Exercise objective: What lines below include the word "emoji"? Copy each one.

Web page and app entries:
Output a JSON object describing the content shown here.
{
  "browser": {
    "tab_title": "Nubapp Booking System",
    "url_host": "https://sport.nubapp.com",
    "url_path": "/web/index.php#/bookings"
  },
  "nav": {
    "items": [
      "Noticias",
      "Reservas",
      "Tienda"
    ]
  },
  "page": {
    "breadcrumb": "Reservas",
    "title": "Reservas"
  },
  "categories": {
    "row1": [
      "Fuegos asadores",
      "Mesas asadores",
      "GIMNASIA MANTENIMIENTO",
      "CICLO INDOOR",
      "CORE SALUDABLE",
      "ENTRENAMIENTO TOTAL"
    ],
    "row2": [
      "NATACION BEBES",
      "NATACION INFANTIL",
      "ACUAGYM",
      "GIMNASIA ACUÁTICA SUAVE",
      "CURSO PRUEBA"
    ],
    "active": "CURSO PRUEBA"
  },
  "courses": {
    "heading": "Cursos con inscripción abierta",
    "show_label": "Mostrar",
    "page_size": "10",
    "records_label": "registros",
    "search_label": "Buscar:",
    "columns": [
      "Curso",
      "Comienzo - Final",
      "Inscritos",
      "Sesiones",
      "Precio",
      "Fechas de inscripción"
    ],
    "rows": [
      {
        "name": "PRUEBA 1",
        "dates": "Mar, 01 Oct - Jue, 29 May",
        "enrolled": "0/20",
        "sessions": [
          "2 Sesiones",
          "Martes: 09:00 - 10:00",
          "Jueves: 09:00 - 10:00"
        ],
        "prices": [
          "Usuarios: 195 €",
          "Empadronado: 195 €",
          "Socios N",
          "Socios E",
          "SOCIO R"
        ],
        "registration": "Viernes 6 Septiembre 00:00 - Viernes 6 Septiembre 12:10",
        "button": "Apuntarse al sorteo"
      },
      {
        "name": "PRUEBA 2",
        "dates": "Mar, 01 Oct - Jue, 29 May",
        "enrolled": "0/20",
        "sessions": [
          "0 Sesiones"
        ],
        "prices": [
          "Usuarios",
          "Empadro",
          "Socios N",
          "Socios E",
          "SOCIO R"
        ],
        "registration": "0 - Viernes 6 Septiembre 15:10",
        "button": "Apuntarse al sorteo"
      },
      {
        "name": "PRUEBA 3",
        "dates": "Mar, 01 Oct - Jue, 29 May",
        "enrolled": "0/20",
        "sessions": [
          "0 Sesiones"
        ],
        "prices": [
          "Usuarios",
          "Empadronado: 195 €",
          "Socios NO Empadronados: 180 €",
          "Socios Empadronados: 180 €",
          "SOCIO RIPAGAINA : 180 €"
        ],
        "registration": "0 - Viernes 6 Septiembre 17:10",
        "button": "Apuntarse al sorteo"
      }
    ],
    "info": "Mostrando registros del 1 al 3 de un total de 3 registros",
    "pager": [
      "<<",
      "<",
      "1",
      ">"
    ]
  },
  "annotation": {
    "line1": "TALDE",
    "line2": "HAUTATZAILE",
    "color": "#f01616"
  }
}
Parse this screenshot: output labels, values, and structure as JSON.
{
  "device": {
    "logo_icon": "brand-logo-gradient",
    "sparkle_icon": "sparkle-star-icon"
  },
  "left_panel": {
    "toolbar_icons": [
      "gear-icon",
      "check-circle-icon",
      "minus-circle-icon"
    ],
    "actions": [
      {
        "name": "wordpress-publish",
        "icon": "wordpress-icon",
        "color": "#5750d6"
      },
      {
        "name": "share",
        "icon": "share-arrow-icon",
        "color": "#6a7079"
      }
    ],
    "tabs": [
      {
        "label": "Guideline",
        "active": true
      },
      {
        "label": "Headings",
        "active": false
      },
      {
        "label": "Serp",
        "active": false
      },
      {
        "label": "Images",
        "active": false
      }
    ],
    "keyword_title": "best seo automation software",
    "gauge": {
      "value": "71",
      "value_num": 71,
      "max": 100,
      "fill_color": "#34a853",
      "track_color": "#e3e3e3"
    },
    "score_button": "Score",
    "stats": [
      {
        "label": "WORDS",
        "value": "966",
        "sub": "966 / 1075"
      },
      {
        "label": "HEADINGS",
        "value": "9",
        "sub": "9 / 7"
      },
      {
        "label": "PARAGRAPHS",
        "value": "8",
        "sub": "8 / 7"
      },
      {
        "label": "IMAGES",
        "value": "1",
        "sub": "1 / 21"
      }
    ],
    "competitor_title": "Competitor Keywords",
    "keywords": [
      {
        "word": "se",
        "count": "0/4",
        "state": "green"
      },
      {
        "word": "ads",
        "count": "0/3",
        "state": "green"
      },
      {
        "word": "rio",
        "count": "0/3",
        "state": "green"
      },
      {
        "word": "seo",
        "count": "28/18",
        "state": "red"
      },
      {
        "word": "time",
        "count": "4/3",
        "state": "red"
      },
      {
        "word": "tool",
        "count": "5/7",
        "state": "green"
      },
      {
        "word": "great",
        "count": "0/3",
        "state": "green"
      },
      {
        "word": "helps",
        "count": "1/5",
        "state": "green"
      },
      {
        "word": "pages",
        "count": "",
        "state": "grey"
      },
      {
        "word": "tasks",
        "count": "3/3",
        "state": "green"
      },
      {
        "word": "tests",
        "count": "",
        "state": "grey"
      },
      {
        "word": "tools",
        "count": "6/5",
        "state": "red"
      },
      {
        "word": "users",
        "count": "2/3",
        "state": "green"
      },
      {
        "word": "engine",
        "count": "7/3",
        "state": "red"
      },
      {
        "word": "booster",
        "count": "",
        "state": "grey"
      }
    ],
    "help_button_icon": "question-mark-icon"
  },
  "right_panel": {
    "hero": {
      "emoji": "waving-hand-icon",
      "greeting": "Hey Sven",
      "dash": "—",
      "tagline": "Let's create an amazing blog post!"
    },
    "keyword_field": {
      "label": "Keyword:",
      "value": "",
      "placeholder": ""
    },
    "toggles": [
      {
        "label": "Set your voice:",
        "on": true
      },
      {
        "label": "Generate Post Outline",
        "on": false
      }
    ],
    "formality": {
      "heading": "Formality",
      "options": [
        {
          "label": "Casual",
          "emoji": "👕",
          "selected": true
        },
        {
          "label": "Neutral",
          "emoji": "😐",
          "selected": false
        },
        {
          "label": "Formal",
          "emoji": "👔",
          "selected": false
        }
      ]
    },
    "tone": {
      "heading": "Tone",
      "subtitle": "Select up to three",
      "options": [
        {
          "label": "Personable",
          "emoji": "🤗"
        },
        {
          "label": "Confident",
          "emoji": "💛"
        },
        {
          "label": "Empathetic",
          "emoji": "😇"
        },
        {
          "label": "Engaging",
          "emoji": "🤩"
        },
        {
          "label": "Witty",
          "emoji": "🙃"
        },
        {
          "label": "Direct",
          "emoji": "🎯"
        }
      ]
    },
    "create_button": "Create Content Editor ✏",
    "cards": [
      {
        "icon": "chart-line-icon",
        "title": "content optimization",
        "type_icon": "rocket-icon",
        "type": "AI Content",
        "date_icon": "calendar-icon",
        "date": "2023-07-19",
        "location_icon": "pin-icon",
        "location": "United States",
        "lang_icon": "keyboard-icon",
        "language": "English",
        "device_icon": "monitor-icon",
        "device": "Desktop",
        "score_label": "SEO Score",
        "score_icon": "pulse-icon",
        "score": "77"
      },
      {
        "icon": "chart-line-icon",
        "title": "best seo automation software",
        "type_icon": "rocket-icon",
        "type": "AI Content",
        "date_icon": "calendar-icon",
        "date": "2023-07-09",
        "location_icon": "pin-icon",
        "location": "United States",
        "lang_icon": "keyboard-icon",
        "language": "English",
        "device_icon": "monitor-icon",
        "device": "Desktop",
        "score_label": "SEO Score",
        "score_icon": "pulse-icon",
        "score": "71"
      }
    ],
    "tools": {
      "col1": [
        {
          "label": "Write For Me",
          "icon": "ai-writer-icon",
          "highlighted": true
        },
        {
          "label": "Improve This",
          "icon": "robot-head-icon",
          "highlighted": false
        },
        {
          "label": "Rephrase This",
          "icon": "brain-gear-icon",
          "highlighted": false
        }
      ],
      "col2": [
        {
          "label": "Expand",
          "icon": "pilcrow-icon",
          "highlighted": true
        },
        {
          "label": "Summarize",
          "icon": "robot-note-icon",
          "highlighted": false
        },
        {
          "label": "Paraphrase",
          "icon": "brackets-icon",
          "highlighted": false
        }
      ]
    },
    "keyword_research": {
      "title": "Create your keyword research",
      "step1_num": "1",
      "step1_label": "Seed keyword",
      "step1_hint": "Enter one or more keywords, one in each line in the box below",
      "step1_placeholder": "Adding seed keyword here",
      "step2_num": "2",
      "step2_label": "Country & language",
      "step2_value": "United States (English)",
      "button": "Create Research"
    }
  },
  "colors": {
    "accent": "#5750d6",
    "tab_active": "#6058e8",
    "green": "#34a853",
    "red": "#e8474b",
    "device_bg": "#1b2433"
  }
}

Finished exercise:
      "emoji": "waving-hand-icon",
          "emoji": "👕",
          "emoji": "😐",
          "emoji": "👔",
          "emoji": "🤗"
          "emoji": "💛"
          "emoji": "😇"
          "emoji": "🤩"
          "emoji": "🙃"
          "emoji": "🎯"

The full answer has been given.